WHAT IS REQUIRED.
Quote every line of the data below as it stands, omitting pictures.

INFORMATION SHOWN.
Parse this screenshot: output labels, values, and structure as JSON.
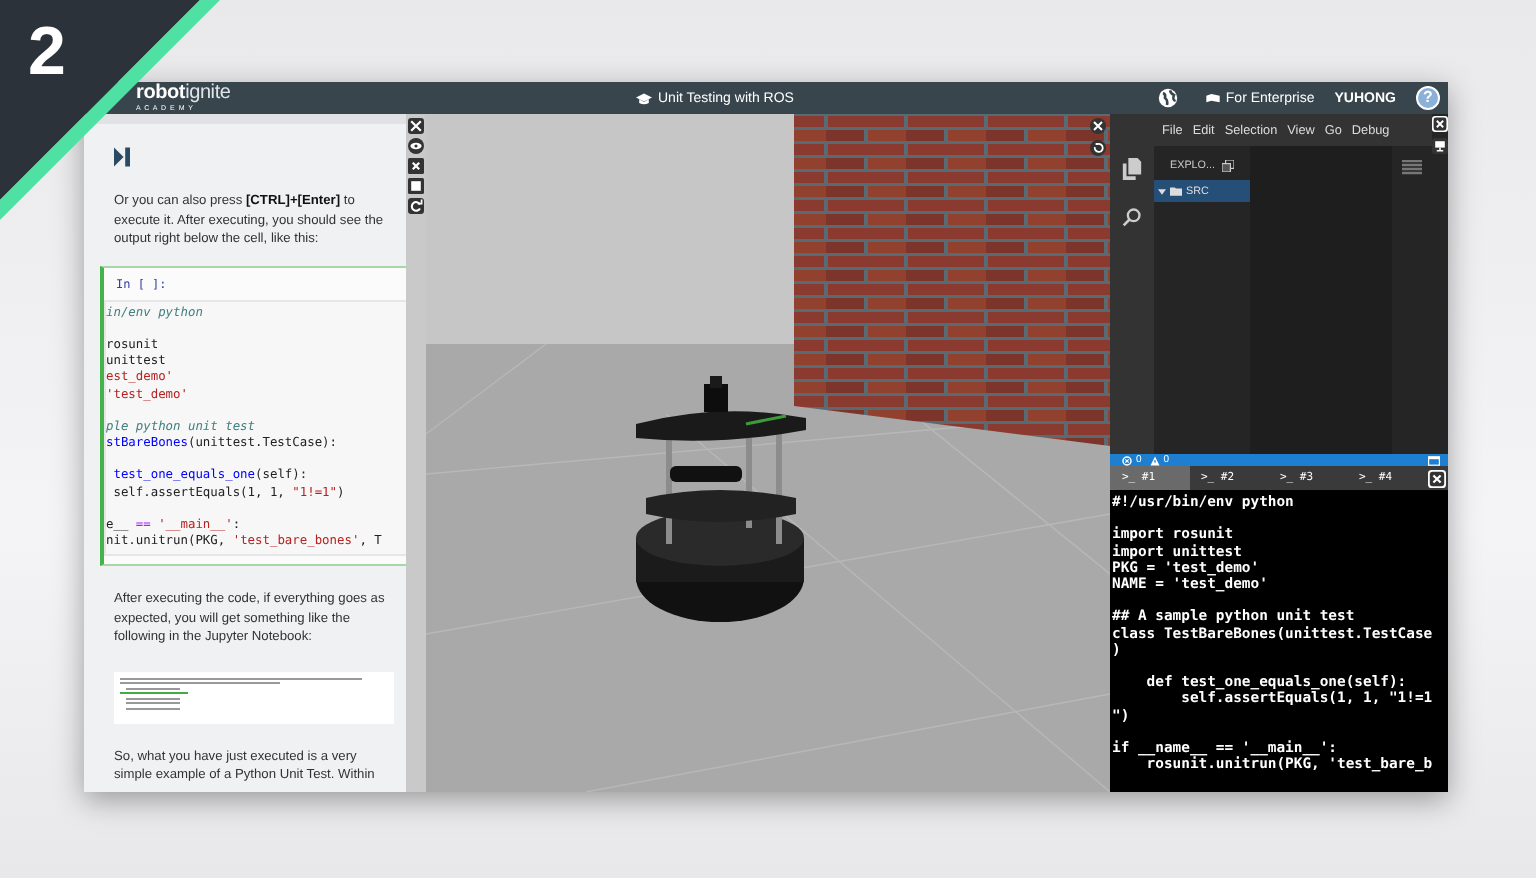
{
  "step_badge": {
    "number": "2"
  },
  "header": {
    "logo_bold": "robot",
    "logo_light": "ignite",
    "logo_subtitle": "A C A D E M Y",
    "course_title": "Unit Testing with ROS",
    "enterprise_link": "For Enterprise",
    "user_name": "YUHONG",
    "help_label": "?"
  },
  "notebook": {
    "intro": "Or you can also press **[CTRL]+[Enter]** to execute it. After executing, you should see the output right below the cell, like this:",
    "code_cell": {
      "prompt": "In [ ]:",
      "blocks": [
        [
          [
            {
              "text": "in/env python",
              "kind": "comment"
            }
          ]
        ],
        [
          [
            {
              "text": "rosunit",
              "kind": "plain"
            }
          ],
          [
            {
              "text": "unittest",
              "kind": "plain"
            }
          ],
          [
            {
              "text": "est_demo'",
              "kind": "string"
            }
          ],
          [
            {
              "text": "'test_demo'",
              "kind": "string"
            }
          ]
        ],
        [
          [
            {
              "text": "ple python unit test",
              "kind": "comment"
            }
          ],
          [
            {
              "text": "stBareBones",
              "kind": "name"
            },
            {
              "text": "(unittest.TestCase):",
              "kind": "plain"
            }
          ]
        ],
        [
          [
            {
              "text": " test_one_equals_one",
              "kind": "name"
            },
            {
              "text": "(self):",
              "kind": "plain"
            }
          ],
          [
            {
              "text": " self.assertEquals(1, 1, ",
              "kind": "plain"
            },
            {
              "text": "\"1!=1\"",
              "kind": "string"
            },
            {
              "text": ")",
              "kind": "plain"
            }
          ]
        ],
        [
          [
            {
              "text": "e__ ",
              "kind": "plain"
            },
            {
              "text": "==",
              "kind": "keyword"
            },
            {
              "text": " '__main__'",
              "kind": "string"
            },
            {
              "text": ":",
              "kind": "plain"
            }
          ],
          [
            {
              "text": "nit.unitrun(PKG, ",
              "kind": "plain"
            },
            {
              "text": "'test_bare_bones'",
              "kind": "string"
            },
            {
              "text": ", T",
              "kind": "plain"
            }
          ]
        ]
      ]
    },
    "after_code": "After executing the code, if everything goes as expected, you will get something like the following in the Jupyter Notebook:",
    "closing": "So, what you have just executed is a very simple example of a Python Unit Test. Within"
  },
  "ide": {
    "menu": [
      "File",
      "Edit",
      "Selection",
      "View",
      "Go",
      "Debug"
    ],
    "explorer_title": "EXPLO...",
    "tree": [
      {
        "label": "SRC",
        "selected": true,
        "expanded": true
      }
    ],
    "status_bar": {
      "errors": "0",
      "warnings": "0"
    },
    "terminal_tabs": [
      {
        "label": ">_ #1",
        "selected": true
      },
      {
        "label": ">_ #2",
        "selected": false
      },
      {
        "label": ">_ #3",
        "selected": false
      },
      {
        "label": ">_ #4",
        "selected": false
      }
    ],
    "terminal_blocks": [
      [
        "#!/usr/bin/env python"
      ],
      [
        "import rosunit",
        "import unittest",
        "PKG = 'test_demo'",
        "NAME = 'test_demo'"
      ],
      [
        "## A sample python unit test",
        "class TestBareBones(unittest.TestCase",
        ")"
      ],
      [
        "    def test_one_equals_one(self):",
        "        self.assertEquals(1, 1, \"1!=1",
        "\")"
      ],
      [
        "if __name__ == '__main__':",
        "    rosunit.unitrun(PKG, 'test_bare_b"
      ]
    ]
  }
}
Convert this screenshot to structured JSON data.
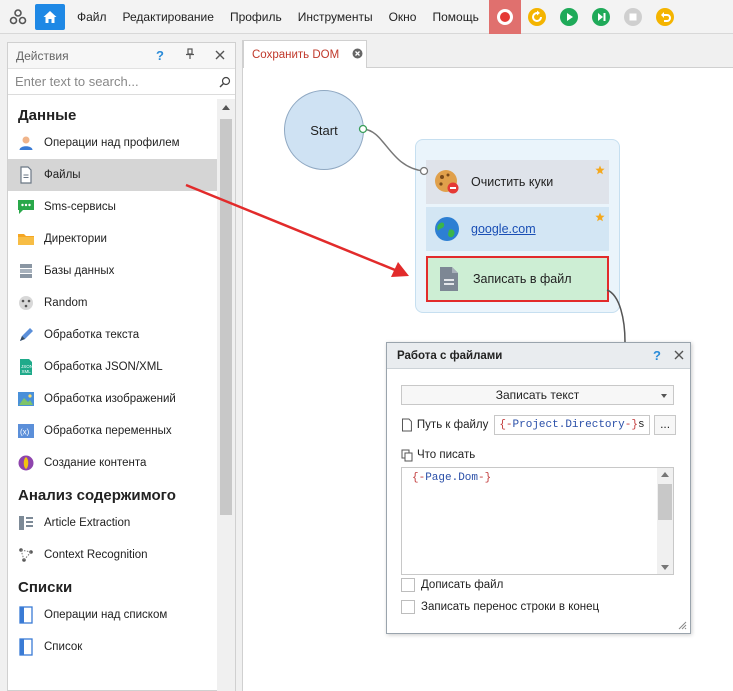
{
  "menu": [
    "Файл",
    "Редактирование",
    "Профиль",
    "Инструменты",
    "Окно",
    "Помощь"
  ],
  "toolbar_icons": [
    "record-icon",
    "restart-icon",
    "play-icon",
    "step-icon",
    "stop-icon",
    "undo-icon"
  ],
  "left_panel": {
    "title": "Действия",
    "help": "?",
    "search_placeholder": "Enter text to search...",
    "sections": [
      {
        "title": "Данные",
        "items": [
          {
            "label": "Операции над профилем",
            "icon": "user-icon"
          },
          {
            "label": "Файлы",
            "icon": "file-icon",
            "selected": true
          },
          {
            "label": "Sms-сервисы",
            "icon": "sms-icon"
          },
          {
            "label": "Директории",
            "icon": "folder-icon"
          },
          {
            "label": "Базы данных",
            "icon": "database-icon"
          },
          {
            "label": "Random",
            "icon": "dice-icon"
          },
          {
            "label": "Обработка текста",
            "icon": "pen-icon"
          },
          {
            "label": "Обработка JSON/XML",
            "icon": "json-icon"
          },
          {
            "label": "Обработка изображений",
            "icon": "image-icon"
          },
          {
            "label": "Обработка переменных",
            "icon": "variable-icon"
          },
          {
            "label": "Создание контента",
            "icon": "content-icon"
          }
        ]
      },
      {
        "title": "Анализ содержимого",
        "items": [
          {
            "label": "Article Extraction",
            "icon": "article-icon"
          },
          {
            "label": "Context Recognition",
            "icon": "context-icon"
          }
        ]
      },
      {
        "title": "Списки",
        "items": [
          {
            "label": "Операции над списком",
            "icon": "list-ops-icon"
          },
          {
            "label": "Список",
            "icon": "list-icon"
          }
        ]
      }
    ]
  },
  "editor": {
    "tab_label": "Сохранить DOM",
    "start_label": "Start",
    "nodes": [
      {
        "label": "Очистить куки",
        "icon": "cookie-icon"
      },
      {
        "label": "google.com",
        "icon": "globe-icon"
      },
      {
        "label": "Записать в файл",
        "icon": "file-write-icon"
      }
    ]
  },
  "dialog": {
    "title": "Работа с файлами",
    "help": "?",
    "mode": "Записать текст",
    "path_label": "Путь к файлу",
    "path_value": {
      "open": "{-",
      "var": "Project.Directory",
      "close": "-}",
      "tail": "s"
    },
    "dots_label": "...",
    "what_label": "Что писать",
    "text_value": {
      "open": "{-",
      "var": "Page.Dom",
      "close": "-}"
    },
    "append_label": "Дописать файл",
    "newline_label": "Записать перенос строки в конец"
  },
  "colors": {
    "accent": "#1e88e5",
    "selected_node_border": "#e22b2b",
    "arrow": "#e22b2b"
  }
}
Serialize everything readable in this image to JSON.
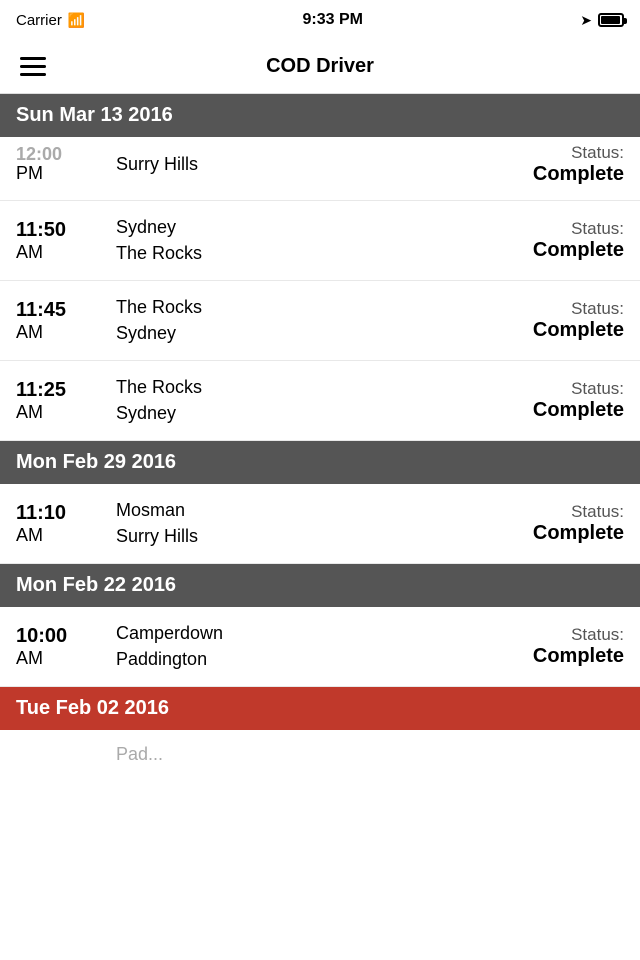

REPLY TO THE EXERCISE.
Parse this screenshot: output labels, values, and structure as JSON.
{
  "step_badge": {
    "number": "2"
  },
  "header": {
    "logo_bold": "robot",
    "logo_light": "ignite",
    "logo_subtitle": "A C A D E M Y",
    "course_title": "Unit Testing with ROS",
    "enterprise_link": "For Enterprise",
    "user_name": "YUHONG",
    "help_label": "?"
  },
  "notebook": {
    "intro": "Or you can also press **[CTRL]+[Enter]** to execute it. After executing, you should see the output right below the cell, like this:",
    "code_cell": {
      "prompt": "In [ ]:",
      "blocks": [
        [
          [
            {
              "text": "in/env python",
              "kind": "comment"
            }
          ]
        ],
        [
          [
            {
              "text": "rosunit",
              "kind": "plain"
            }
          ],
          [
            {
              "text": "unittest",
              "kind": "plain"
            }
          ],
          [
            {
              "text": "est_demo'",
              "kind": "string"
            }
          ],
          [
            {
              "text": "'test_demo'",
              "kind": "string"
            }
          ]
        ],
        [
          [
            {
              "text": "ple python unit test",
              "kind": "comment"
            }
          ],
          [
            {
              "text": "stBareBones",
              "kind": "name"
            },
            {
              "text": "(unittest.TestCase):",
              "kind": "plain"
            }
          ]
        ],
        [
          [
            {
              "text": " test_one_equals_one",
              "kind": "name"
            },
            {
              "text": "(self):",
              "kind": "plain"
            }
          ],
          [
            {
              "text": " self.assertEquals(1, 1, ",
              "kind": "plain"
            },
            {
              "text": "\"1!=1\"",
              "kind": "string"
            },
            {
              "text": ")",
              "kind": "plain"
            }
          ]
        ],
        [
          [
            {
              "text": "e__ ",
              "kind": "plain"
            },
            {
              "text": "==",
              "kind": "keyword"
            },
            {
              "text": " '__main__'",
              "kind": "string"
            },
            {
              "text": ":",
              "kind": "plain"
            }
          ],
          [
            {
              "text": "nit.unitrun(PKG, ",
              "kind": "plain"
            },
            {
              "text": "'test_bare_bones'",
              "kind": "string"
            },
            {
              "text": ", T",
              "kind": "plain"
            }
          ]
        ]
      ]
    },
    "after_code": "After executing the code, if everything goes as expected, you will get something like the following in the Jupyter Notebook:",
    "closing": "So, what you have just executed is a very simple example of a Python Unit Test. Within"
  },
  "ide": {
    "menu": [
      "File",
      "Edit",
      "Selection",
      "View",
      "Go",
      "Debug"
    ],
    "explorer_title": "EXPLO...",
    "tree": [
      {
        "label": "SRC",
        "selected": true,
        "expanded": true
      }
    ],
    "status_bar": {
      "errors": "0",
      "warnings": "0"
    },
    "terminal_tabs": [
      {
        "label": ">_ #1",
        "selected": true
      },
      {
        "label": ">_ #2",
        "selected": false
      },
      {
        "label": ">_ #3",
        "selected": false
      },
      {
        "label": ">_ #4",
        "selected": false
      }
    ],
    "terminal_blocks": [
      [
        "#!/usr/bin/env python"
      ],
      [
        "import rosunit",
        "import unittest",
        "PKG = 'test_demo'",
        "NAME = 'test_demo'"
      ],
      [
        "## A sample python unit test",
        "class TestBareBones(unittest.TestCase",
        ")"
      ],
      [
        "    def test_one_equals_one(self):",
        "        self.assertEquals(1, 1, \"1!=1",
        "\")"
      ],
      [
        "if __name__ == '__main__':",
        "    rosunit.unitrun(PKG, 'test_bare_b"
      ]
    ]
  }
}
Convert this screenshot to structured JSON data.
{
  "menu": [
    "Файл",
    "Редактирование",
    "Профиль",
    "Инструменты",
    "Окно",
    "Помощь"
  ],
  "toolbar_icons": [
    "record-icon",
    "restart-icon",
    "play-icon",
    "step-icon",
    "stop-icon",
    "undo-icon"
  ],
  "left_panel": {
    "title": "Действия",
    "help": "?",
    "search_placeholder": "Enter text to search...",
    "sections": [
      {
        "title": "Данные",
        "items": [
          {
            "label": "Операции над профилем",
            "icon": "user-icon"
          },
          {
            "label": "Файлы",
            "icon": "file-icon",
            "selected": true
          },
          {
            "label": "Sms-сервисы",
            "icon": "sms-icon"
          },
          {
            "label": "Директории",
            "icon": "folder-icon"
          },
          {
            "label": "Базы данных",
            "icon": "database-icon"
          },
          {
            "label": "Random",
            "icon": "dice-icon"
          },
          {
            "label": "Обработка текста",
            "icon": "pen-icon"
          },
          {
            "label": "Обработка JSON/XML",
            "icon": "json-icon"
          },
          {
            "label": "Обработка изображений",
            "icon": "image-icon"
          },
          {
            "label": "Обработка переменных",
            "icon": "variable-icon"
          },
          {
            "label": "Создание контента",
            "icon": "content-icon"
          }
        ]
      },
      {
        "title": "Анализ содержимого",
        "items": [
          {
            "label": "Article Extraction",
            "icon": "article-icon"
          },
          {
            "label": "Context Recognition",
            "icon": "context-icon"
          }
        ]
      },
      {
        "title": "Списки",
        "items": [
          {
            "label": "Операции над списком",
            "icon": "list-ops-icon"
          },
          {
            "label": "Список",
            "icon": "list-icon"
          }
        ]
      }
    ]
  },
  "editor": {
    "tab_label": "Сохранить DOM",
    "start_label": "Start",
    "nodes": [
      {
        "label": "Очистить куки",
        "icon": "cookie-icon"
      },
      {
        "label": "google.com",
        "icon": "globe-icon"
      },
      {
        "label": "Записать в файл",
        "icon": "file-write-icon"
      }
    ]
  },
  "dialog": {
    "title": "Работа с файлами",
    "help": "?",
    "mode": "Записать текст",
    "path_label": "Путь к файлу",
    "path_value": {
      "open": "{-",
      "var": "Project.Directory",
      "close": "-}",
      "tail": "s"
    },
    "dots_label": "...",
    "what_label": "Что писать",
    "text_value": {
      "open": "{-",
      "var": "Page.Dom",
      "close": "-}"
    },
    "append_label": "Дописать файл",
    "newline_label": "Записать перенос строки в конец"
  },
  "colors": {
    "accent": "#1e88e5",
    "selected_node_border": "#e22b2b",
    "arrow": "#e22b2b"
  }
}
Serialize everything readable in this image to JSON.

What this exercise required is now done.